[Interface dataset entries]
== Segment start ==

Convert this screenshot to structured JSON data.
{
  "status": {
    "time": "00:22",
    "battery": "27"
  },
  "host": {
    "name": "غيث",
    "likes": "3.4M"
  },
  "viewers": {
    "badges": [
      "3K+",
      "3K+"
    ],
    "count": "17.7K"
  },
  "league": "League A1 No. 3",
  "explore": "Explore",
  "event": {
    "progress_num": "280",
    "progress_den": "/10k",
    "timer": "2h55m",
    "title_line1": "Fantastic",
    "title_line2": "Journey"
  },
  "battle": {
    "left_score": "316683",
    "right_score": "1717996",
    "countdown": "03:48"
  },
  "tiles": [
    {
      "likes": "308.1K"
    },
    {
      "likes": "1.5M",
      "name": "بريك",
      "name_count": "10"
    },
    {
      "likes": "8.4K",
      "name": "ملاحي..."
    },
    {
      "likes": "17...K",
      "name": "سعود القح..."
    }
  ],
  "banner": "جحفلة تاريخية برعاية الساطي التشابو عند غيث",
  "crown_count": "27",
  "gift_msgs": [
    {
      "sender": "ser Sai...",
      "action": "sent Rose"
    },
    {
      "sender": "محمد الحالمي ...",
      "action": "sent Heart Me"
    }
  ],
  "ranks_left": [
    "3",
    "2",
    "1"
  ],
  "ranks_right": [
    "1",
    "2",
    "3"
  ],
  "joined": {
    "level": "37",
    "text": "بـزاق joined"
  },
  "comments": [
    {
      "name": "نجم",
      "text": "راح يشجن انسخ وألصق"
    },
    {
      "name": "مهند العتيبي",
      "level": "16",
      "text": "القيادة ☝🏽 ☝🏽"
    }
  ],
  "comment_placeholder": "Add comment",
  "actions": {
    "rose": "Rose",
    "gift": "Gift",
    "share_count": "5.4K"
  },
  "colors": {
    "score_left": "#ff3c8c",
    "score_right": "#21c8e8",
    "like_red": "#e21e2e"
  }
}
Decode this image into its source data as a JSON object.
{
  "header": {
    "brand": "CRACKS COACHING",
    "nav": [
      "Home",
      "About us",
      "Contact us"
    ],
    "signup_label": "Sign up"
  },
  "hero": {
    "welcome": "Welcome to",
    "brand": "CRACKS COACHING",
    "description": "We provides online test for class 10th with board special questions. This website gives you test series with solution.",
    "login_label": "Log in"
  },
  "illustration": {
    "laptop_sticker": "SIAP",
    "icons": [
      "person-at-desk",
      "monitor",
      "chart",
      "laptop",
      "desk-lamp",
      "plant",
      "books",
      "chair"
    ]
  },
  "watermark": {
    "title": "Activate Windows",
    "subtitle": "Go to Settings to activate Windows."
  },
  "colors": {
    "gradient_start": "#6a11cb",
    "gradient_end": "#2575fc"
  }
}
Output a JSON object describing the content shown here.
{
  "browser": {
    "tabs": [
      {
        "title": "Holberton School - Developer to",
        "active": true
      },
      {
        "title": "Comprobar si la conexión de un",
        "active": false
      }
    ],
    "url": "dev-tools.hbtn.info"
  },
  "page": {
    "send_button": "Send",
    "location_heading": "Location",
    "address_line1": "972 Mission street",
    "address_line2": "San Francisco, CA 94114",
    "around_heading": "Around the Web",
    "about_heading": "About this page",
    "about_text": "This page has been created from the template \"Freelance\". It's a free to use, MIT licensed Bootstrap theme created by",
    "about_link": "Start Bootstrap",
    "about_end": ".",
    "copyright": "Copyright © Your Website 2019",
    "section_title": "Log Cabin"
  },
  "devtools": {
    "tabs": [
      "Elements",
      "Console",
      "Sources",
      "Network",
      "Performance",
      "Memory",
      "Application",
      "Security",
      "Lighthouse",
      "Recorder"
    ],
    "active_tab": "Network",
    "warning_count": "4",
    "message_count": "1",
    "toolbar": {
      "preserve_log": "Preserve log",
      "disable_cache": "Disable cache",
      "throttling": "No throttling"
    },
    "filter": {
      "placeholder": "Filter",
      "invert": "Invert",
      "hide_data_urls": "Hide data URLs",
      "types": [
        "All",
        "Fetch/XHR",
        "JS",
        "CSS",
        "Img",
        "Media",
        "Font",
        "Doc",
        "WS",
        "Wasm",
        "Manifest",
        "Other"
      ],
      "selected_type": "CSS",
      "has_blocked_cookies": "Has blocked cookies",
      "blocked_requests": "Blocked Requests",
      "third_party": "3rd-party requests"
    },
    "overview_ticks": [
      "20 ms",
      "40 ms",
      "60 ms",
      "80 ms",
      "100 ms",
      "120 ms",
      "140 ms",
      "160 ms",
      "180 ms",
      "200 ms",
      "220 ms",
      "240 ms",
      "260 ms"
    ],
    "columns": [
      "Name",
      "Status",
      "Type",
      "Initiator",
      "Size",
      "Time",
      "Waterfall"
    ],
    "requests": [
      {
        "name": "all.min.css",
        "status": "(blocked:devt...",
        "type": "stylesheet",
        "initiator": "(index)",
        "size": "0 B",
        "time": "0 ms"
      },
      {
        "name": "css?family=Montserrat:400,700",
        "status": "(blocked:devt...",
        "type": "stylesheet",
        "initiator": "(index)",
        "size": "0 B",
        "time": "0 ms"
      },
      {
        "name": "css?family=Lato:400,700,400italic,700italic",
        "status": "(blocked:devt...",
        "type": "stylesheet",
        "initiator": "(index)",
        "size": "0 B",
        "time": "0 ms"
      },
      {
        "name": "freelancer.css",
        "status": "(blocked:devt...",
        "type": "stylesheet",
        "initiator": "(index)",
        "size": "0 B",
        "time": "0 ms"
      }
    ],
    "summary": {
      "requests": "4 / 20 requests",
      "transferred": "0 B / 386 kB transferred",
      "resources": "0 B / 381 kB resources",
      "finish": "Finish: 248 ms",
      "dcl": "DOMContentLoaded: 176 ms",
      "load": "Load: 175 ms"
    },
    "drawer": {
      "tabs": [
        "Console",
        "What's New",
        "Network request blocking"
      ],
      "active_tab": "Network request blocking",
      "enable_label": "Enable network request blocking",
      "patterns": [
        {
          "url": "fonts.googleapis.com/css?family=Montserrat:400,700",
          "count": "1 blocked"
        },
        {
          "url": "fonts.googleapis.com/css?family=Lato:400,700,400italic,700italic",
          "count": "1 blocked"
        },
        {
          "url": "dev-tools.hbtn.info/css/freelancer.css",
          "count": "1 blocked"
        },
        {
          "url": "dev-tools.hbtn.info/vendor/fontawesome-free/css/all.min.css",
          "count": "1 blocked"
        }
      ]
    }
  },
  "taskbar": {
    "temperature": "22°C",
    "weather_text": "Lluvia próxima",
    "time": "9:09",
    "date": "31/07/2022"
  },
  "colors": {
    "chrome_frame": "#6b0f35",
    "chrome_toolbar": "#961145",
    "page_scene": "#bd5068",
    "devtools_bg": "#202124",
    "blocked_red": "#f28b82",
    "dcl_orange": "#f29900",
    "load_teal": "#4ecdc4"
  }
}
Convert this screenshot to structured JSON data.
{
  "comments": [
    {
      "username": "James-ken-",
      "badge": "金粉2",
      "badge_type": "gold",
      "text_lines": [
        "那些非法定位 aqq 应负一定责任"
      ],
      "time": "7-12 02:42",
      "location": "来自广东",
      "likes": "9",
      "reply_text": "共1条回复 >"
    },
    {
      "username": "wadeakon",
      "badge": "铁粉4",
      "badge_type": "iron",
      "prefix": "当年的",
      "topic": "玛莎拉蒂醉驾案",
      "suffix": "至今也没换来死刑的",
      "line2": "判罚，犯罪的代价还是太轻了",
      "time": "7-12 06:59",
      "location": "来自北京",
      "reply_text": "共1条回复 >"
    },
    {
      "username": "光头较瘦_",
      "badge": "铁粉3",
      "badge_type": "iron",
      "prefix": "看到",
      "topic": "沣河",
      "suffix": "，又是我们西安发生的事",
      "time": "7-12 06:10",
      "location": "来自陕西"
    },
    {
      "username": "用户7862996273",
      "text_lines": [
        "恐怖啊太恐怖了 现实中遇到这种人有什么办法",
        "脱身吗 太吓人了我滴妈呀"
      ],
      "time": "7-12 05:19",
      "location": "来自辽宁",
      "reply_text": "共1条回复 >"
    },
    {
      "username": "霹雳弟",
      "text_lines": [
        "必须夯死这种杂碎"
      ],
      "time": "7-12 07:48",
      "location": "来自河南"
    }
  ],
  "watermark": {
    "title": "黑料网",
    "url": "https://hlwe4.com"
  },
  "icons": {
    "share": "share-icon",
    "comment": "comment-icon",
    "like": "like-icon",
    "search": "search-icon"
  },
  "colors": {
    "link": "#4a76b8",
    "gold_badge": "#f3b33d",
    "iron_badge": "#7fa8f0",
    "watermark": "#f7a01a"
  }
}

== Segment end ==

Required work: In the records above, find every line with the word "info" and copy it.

Solution:
    "url": "dev-tools.hbtn.info"
          "url": "dev-tools.hbtn.info/css/freelancer.css",
          "url": "dev-tools.hbtn.info/vendor/fontawesome-free/css/all.min.css",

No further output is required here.